States must be honest about coronavirus
Let us hope that if COVID-19 comes to West Virginia or Ohio — and it probably will — our state governments are transparent. To date, public health officials in both our states have not been as informative as in some others.
Neither state has confirmed an active case of COVID-19, but a number of people are being watched.
As of Friday, COVID-19 tests for four West Virginians had been sent to the Centers for Disease Control and Prevention. A third test already has come back negative. State officials have not revealed where those tested reside.
That is true for Ohio, too, where on Friday two people were listed as “under investigation” and another 255 were “under health supervision.”
Of course, there is an enormous difference between monitoring people who may — or may not — have been infected by the virus and revealing where COVID-19 patients live. Again, it is to be hoped that if the virus actually is found in our states, more specific geographic information will be provided.
Knowing how near to us the disease has come allows members of the public to step up our precautions against contracting it. That is simple common sense.

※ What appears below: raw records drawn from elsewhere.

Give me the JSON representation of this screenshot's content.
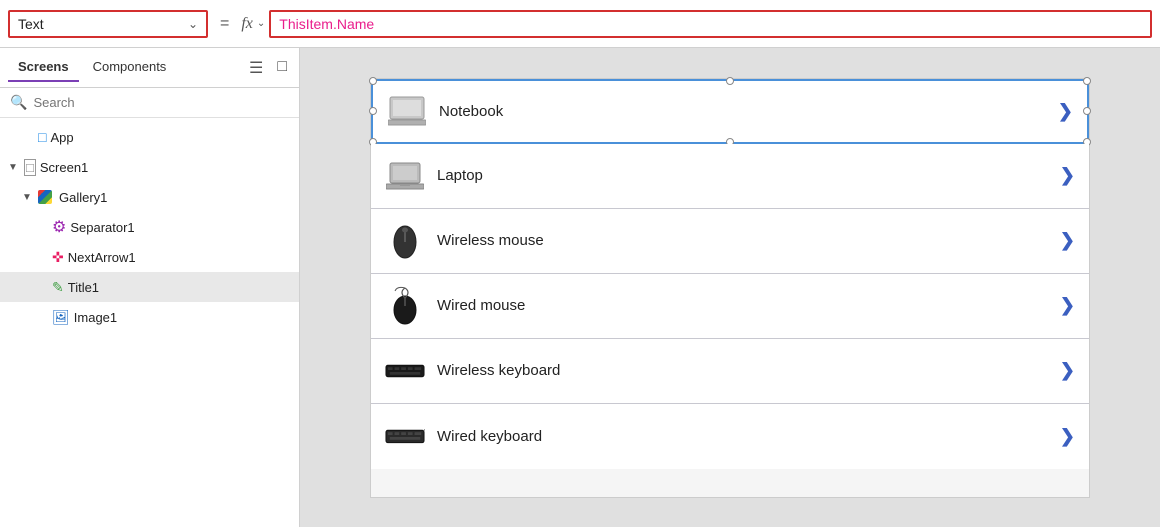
{
  "topbar": {
    "property_label": "Text",
    "equals": "=",
    "fx_label": "fx",
    "formula_value": "ThisItem.Name",
    "dropdown_arrow": "∨"
  },
  "left_panel": {
    "tab_screens": "Screens",
    "tab_components": "Components",
    "search_placeholder": "Search",
    "tree": [
      {
        "id": "app",
        "label": "App",
        "indent": 0,
        "icon": "app",
        "toggle": ""
      },
      {
        "id": "screen1",
        "label": "Screen1",
        "indent": 0,
        "icon": "screen",
        "toggle": "▼"
      },
      {
        "id": "gallery1",
        "label": "Gallery1",
        "indent": 1,
        "icon": "gallery",
        "toggle": "▼"
      },
      {
        "id": "separator1",
        "label": "Separator1",
        "indent": 2,
        "icon": "separator",
        "toggle": ""
      },
      {
        "id": "nextarrow1",
        "label": "NextArrow1",
        "indent": 2,
        "icon": "nextarrow",
        "toggle": ""
      },
      {
        "id": "title1",
        "label": "Title1",
        "indent": 2,
        "icon": "title",
        "toggle": ""
      },
      {
        "id": "image1",
        "label": "Image1",
        "indent": 2,
        "icon": "image",
        "toggle": ""
      }
    ]
  },
  "gallery": {
    "items": [
      {
        "id": "notebook",
        "label": "Notebook",
        "icon": "notebook",
        "selected": true
      },
      {
        "id": "laptop",
        "label": "Laptop",
        "icon": "laptop",
        "selected": false
      },
      {
        "id": "wireless-mouse",
        "label": "Wireless mouse",
        "icon": "mouse-wireless",
        "selected": false
      },
      {
        "id": "wired-mouse",
        "label": "Wired mouse",
        "icon": "mouse-wired",
        "selected": false
      },
      {
        "id": "wireless-keyboard",
        "label": "Wireless keyboard",
        "icon": "keyboard-wireless",
        "selected": false
      },
      {
        "id": "wired-keyboard",
        "label": "Wired keyboard",
        "icon": "keyboard-wired",
        "selected": false
      }
    ],
    "arrow_char": "❯"
  }
}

Too often, however, public health officials refuse to disclose even rough geographic information about serious health hazards. They claim that is to protect patients’ identities — but telling us where a disease has struck without disclosing patients’ names or

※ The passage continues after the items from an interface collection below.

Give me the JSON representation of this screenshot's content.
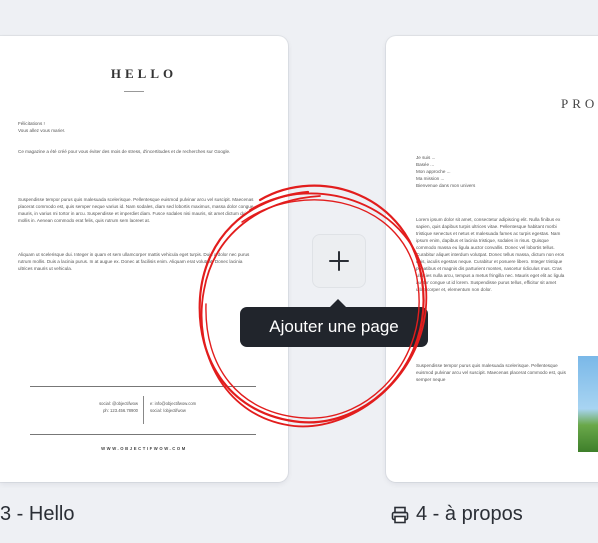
{
  "pages": [
    {
      "label": "3 - Hello",
      "title": "HELLO",
      "greeting": "Félicitations !",
      "greeting_line2": "Vous allez vous marier.",
      "intro": "Ce magazine a été créé pour vous éviter des mois de stress, d'incertitudes et de recherches sur Google.",
      "paragraph1": "Suspendisse tempor purus quis malesuada scelerisque. Pellentesque euismod pulvinar arcu vel suscipit. Maecenas placerat commodo est, quis semper neque varius id. Nam sodales, diam sed lobortis maximus, massa dolor congue mauris, in varius mi tortor in arcu. Suspendisse et imperdiet diam. Fusce sodales nisi mauris, sit amet dictum dui mollis in. Aenean commodo erat felis, quis rutrum sem laoreet at.",
      "paragraph2": "Aliquam ut scelerisque dui. Integer in quam et sem ullamcorper mattis vehicula eget turpis. Duis a dolor nec purus rutrum mollis. Duis a lacinia purus. In at augue ex. Donec at facilisis enim. Aliquam erat volutpat. Donec lacinia ultrices mauris ut vehicula.",
      "footer_left_1": "social: @objectifwow",
      "footer_left_2": "ph: 123.456.78900",
      "footer_right_1": "e: info@objectifwow.com",
      "footer_right_2": "social: /objectifwow",
      "footer_url": "WWW.OBJECTIFWOW.COM"
    },
    {
      "label": "4 - à propos",
      "title": "PRO",
      "lines": [
        "Je suis ...",
        "Basée ...",
        "Mon approche ...",
        "Ma mission ...",
        "Bienvenue dans mon univers"
      ],
      "paragraph1": "Lorem ipsum dolor sit amet, consectetur adipiscing elit. Nulla finibus ex sapien, quis dapibus turpis ultrices vitae. Pellentesque habitant morbi tristique senectus et netus et malesuada fames ac turpis egestas. Nam ipsum enim, dapibus et lacinia tristique, sodales in risus. Quisque commodo massa eu ligula auctor convallis. Donec vel lobortis tellus. Curabitur aliquet interdum volutpat. Donec tellus massa, dictum non eros quis, iaculis egestas neque. Curabitur et posuere libero. Integer tristique penatibus et magnis dis parturient montes, nascetur ridiculus mus. Cras ultricies nulla arcu, tempus a metus fringilla nec. Mauris eget elit ac ligula auctor congue ut id lorem. Suspendisse purus tellus, efficitur sit amet ullamcorper et, elementum non dolor.",
      "paragraph2": "Suspendisse tempor purus quis malesuada scelerisque. Pellentesque euismod pulvinar arcu vel suscipit. Maecenas placerat commodo est, quis semper neque"
    }
  ],
  "add_page": {
    "icon": "plus-icon",
    "tooltip": "Ajouter une page"
  },
  "page_4_icon": "print-icon",
  "colors": {
    "annotation": "#e21d1d",
    "tooltip_bg": "#21252c",
    "canvas_bg": "#eef0f4"
  }
}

Govs. Jim Justice of West Virginia and Mike DeWine of Ohio should keep residents informed if the situation in our states becomes more threatening.